START ENTRIES SUPPLIED
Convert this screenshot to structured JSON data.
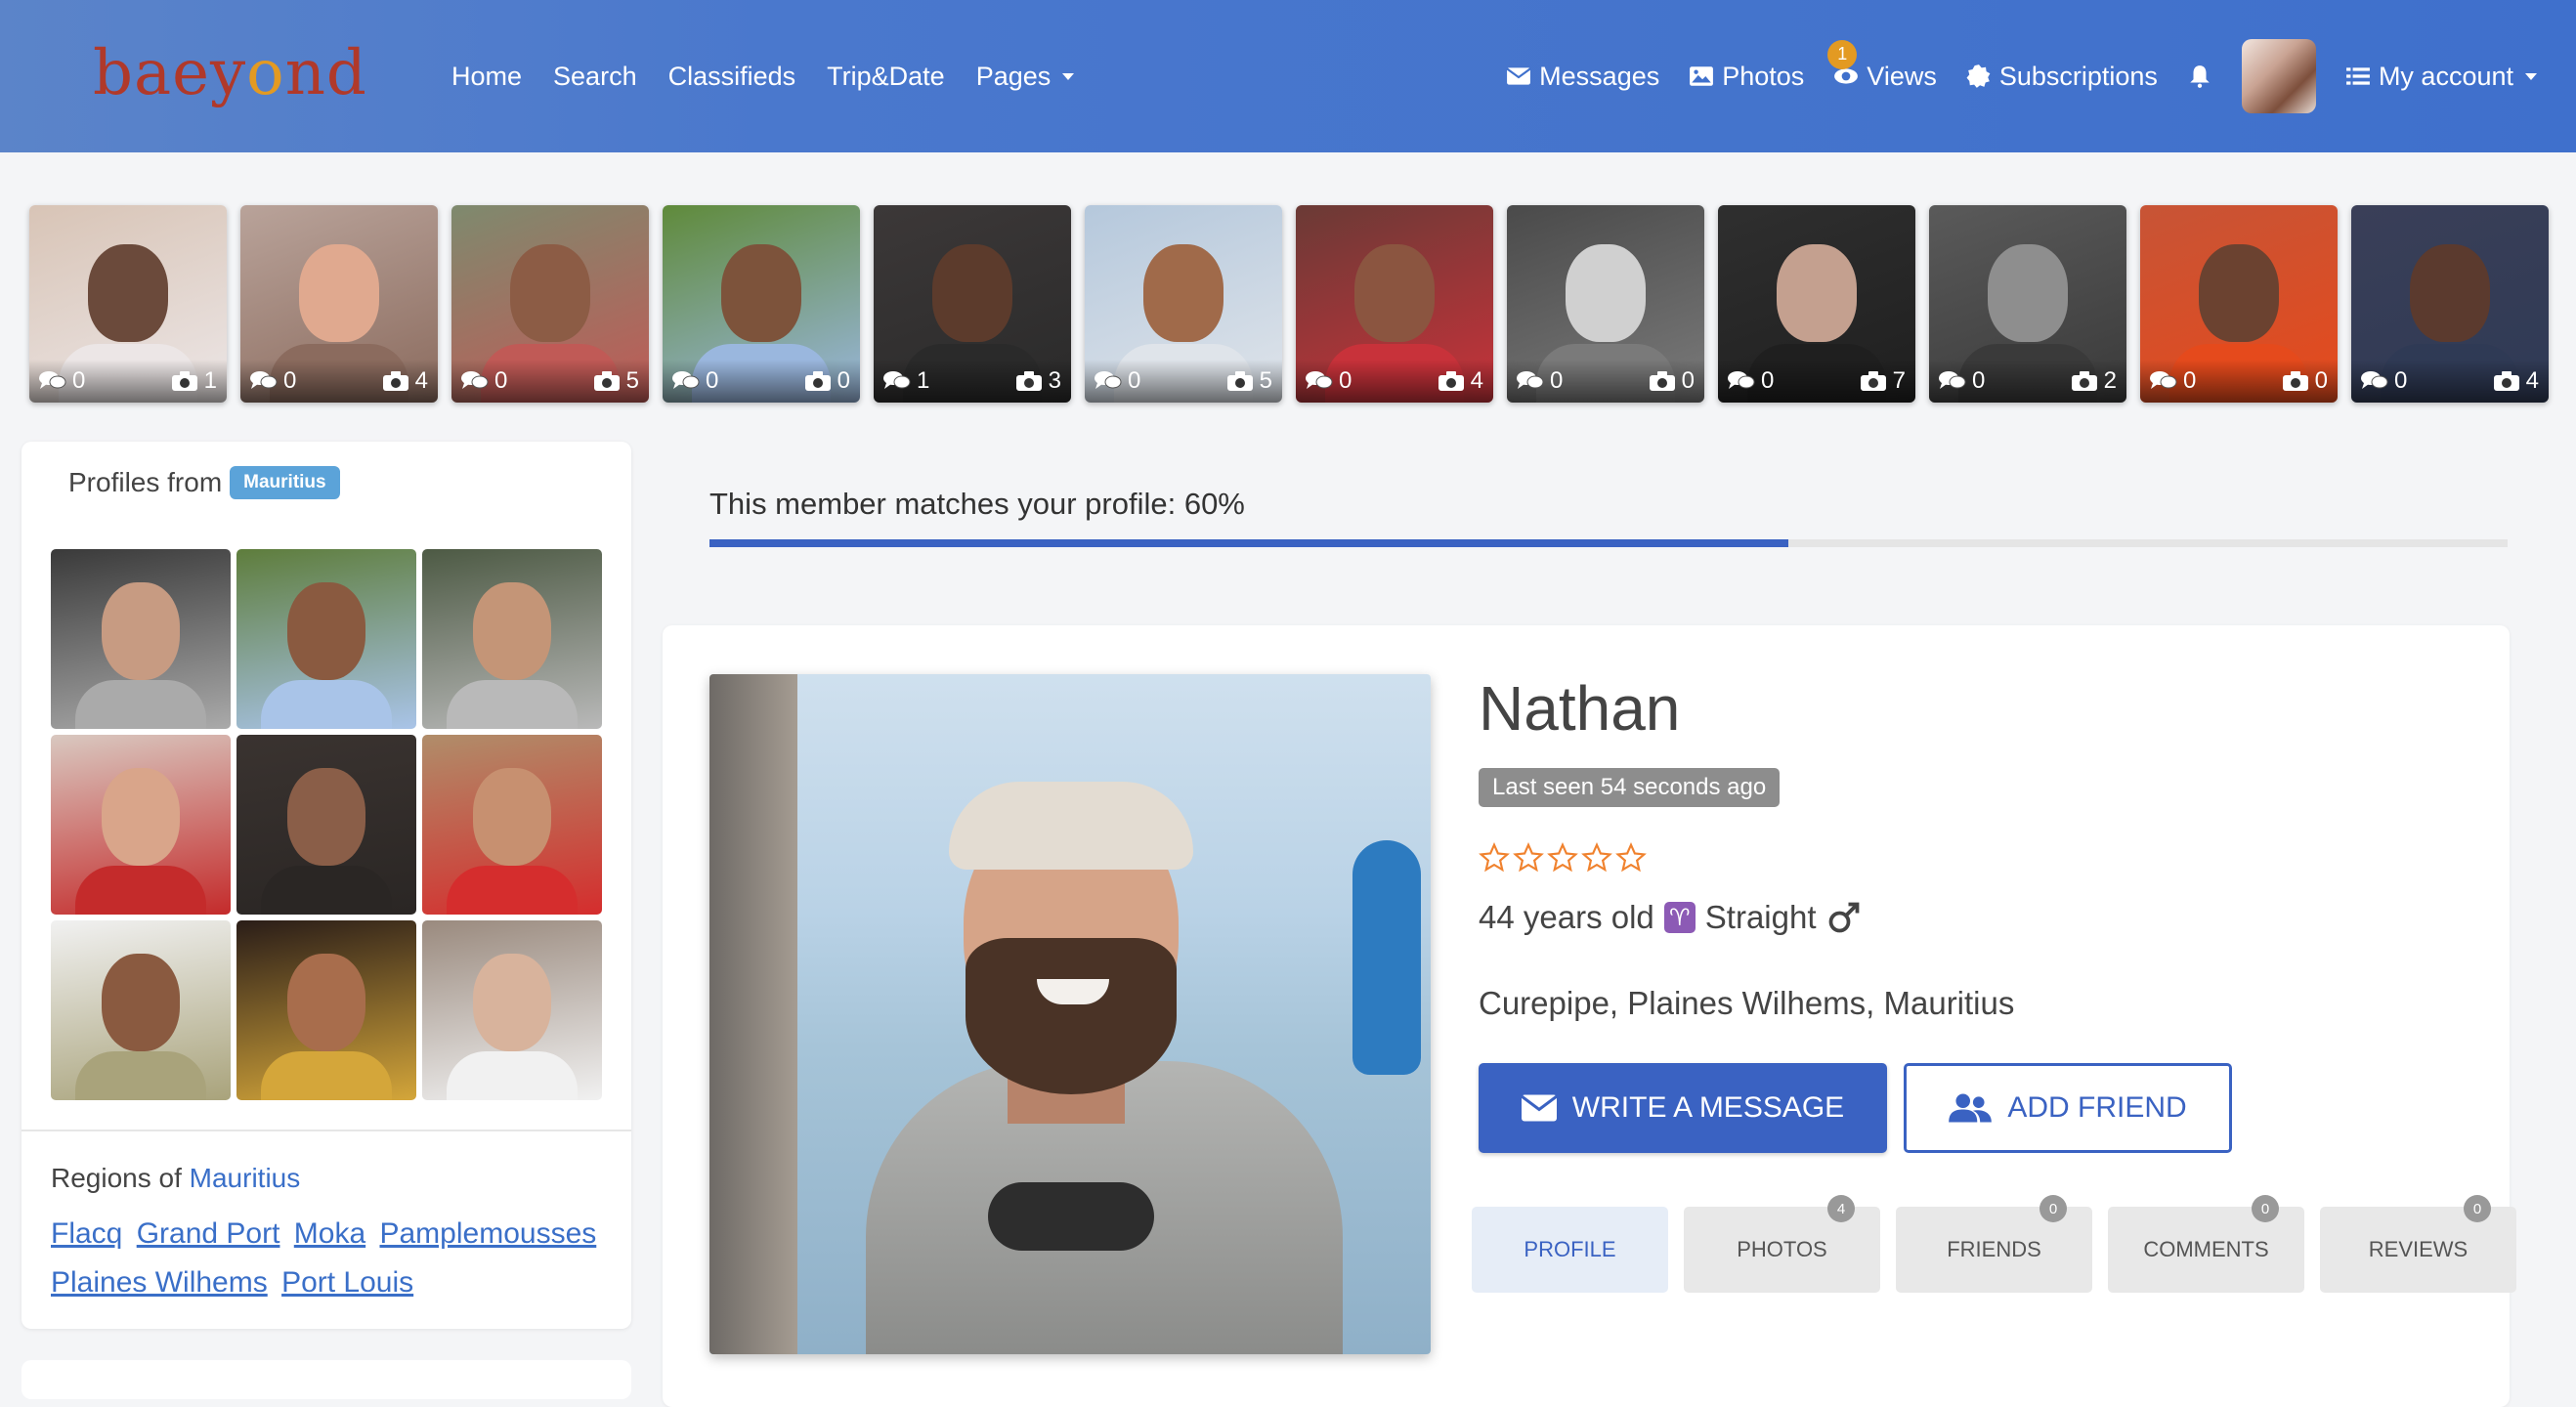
{
  "brand": {
    "logo_part1": "baey",
    "logo_mid": "o",
    "logo_part2": "nd"
  },
  "nav": {
    "left": [
      "Home",
      "Search",
      "Classifieds",
      "Trip&Date",
      "Pages"
    ],
    "messages": "Messages",
    "photos": "Photos",
    "views": "Views",
    "views_badge": "1",
    "subscriptions": "Subscriptions",
    "my_account": "My account"
  },
  "thumbs": [
    {
      "comments": "0",
      "photos": "1"
    },
    {
      "comments": "0",
      "photos": "4"
    },
    {
      "comments": "0",
      "photos": "5"
    },
    {
      "comments": "0",
      "photos": "0"
    },
    {
      "comments": "1",
      "photos": "3"
    },
    {
      "comments": "0",
      "photos": "5"
    },
    {
      "comments": "0",
      "photos": "4"
    },
    {
      "comments": "0",
      "photos": "0"
    },
    {
      "comments": "0",
      "photos": "7"
    },
    {
      "comments": "0",
      "photos": "2"
    },
    {
      "comments": "0",
      "photos": "0"
    },
    {
      "comments": "0",
      "photos": "4"
    }
  ],
  "sidebar": {
    "profiles_from": "Profiles from",
    "country_chip": "Mauritius",
    "regions_of": "Regions of",
    "country_link": "Mauritius",
    "regions": [
      "Flacq",
      "Grand Port",
      "Moka",
      "Pamplemousses",
      "Plaines Wilhems",
      "Port Louis"
    ]
  },
  "match": {
    "text": "This member matches your profile: 60%",
    "percent": 60
  },
  "profile": {
    "name": "Nathan",
    "last_seen": "Last seen 54 seconds ago",
    "rating": 0,
    "age": "44 years old",
    "zodiac": "♈",
    "orientation": "Straight",
    "location": "Curepipe, Plaines Wilhems, Mauritius",
    "write_message": "WRITE A MESSAGE",
    "add_friend": "ADD FRIEND"
  },
  "tabs": [
    {
      "label": "PROFILE",
      "badge": ""
    },
    {
      "label": "PHOTOS",
      "badge": "4"
    },
    {
      "label": "FRIENDS",
      "badge": "0"
    },
    {
      "label": "COMMENTS",
      "badge": "0"
    },
    {
      "label": "REVIEWS",
      "badge": "0"
    }
  ],
  "colors": {
    "navbar": "#3f70cc",
    "primary": "#3a62c2",
    "logo": "#b0392a",
    "badge": "#e39a22",
    "chip": "#5ba3d9",
    "link": "#3a6fc8"
  }
}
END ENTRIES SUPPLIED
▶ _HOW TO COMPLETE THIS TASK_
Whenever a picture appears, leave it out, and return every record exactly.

▶ _WRITTEN SOLUTION_
Convert this screenshot to structured JSON data.
{
  "brand": {
    "logo_part1": "baey",
    "logo_mid": "o",
    "logo_part2": "nd"
  },
  "nav": {
    "left": [
      "Home",
      "Search",
      "Classifieds",
      "Trip&Date",
      "Pages"
    ],
    "messages": "Messages",
    "photos": "Photos",
    "views": "Views",
    "views_badge": "1",
    "subscriptions": "Subscriptions",
    "my_account": "My account"
  },
  "thumbs": [
    {
      "comments": "0",
      "photos": "1"
    },
    {
      "comments": "0",
      "photos": "4"
    },
    {
      "comments": "0",
      "photos": "5"
    },
    {
      "comments": "0",
      "photos": "0"
    },
    {
      "comments": "1",
      "photos": "3"
    },
    {
      "comments": "0",
      "photos": "5"
    },
    {
      "comments": "0",
      "photos": "4"
    },
    {
      "comments": "0",
      "photos": "0"
    },
    {
      "comments": "0",
      "photos": "7"
    },
    {
      "comments": "0",
      "photos": "2"
    },
    {
      "comments": "0",
      "photos": "0"
    },
    {
      "comments": "0",
      "photos": "4"
    }
  ],
  "sidebar": {
    "profiles_from": "Profiles from",
    "country_chip": "Mauritius",
    "regions_of": "Regions of",
    "country_link": "Mauritius",
    "regions": [
      "Flacq",
      "Grand Port",
      "Moka",
      "Pamplemousses",
      "Plaines Wilhems",
      "Port Louis"
    ]
  },
  "match": {
    "text": "This member matches your profile: 60%",
    "percent": 60
  },
  "profile": {
    "name": "Nathan",
    "last_seen": "Last seen 54 seconds ago",
    "rating": 0,
    "age": "44 years old",
    "zodiac": "♈",
    "orientation": "Straight",
    "location": "Curepipe, Plaines Wilhems, Mauritius",
    "write_message": "WRITE A MESSAGE",
    "add_friend": "ADD FRIEND"
  },
  "tabs": [
    {
      "label": "PROFILE",
      "badge": ""
    },
    {
      "label": "PHOTOS",
      "badge": "4"
    },
    {
      "label": "FRIENDS",
      "badge": "0"
    },
    {
      "label": "COMMENTS",
      "badge": "0"
    },
    {
      "label": "REVIEWS",
      "badge": "0"
    }
  ],
  "colors": {
    "navbar": "#3f70cc",
    "primary": "#3a62c2",
    "logo": "#b0392a",
    "badge": "#e39a22",
    "chip": "#5ba3d9",
    "link": "#3a6fc8"
  }
}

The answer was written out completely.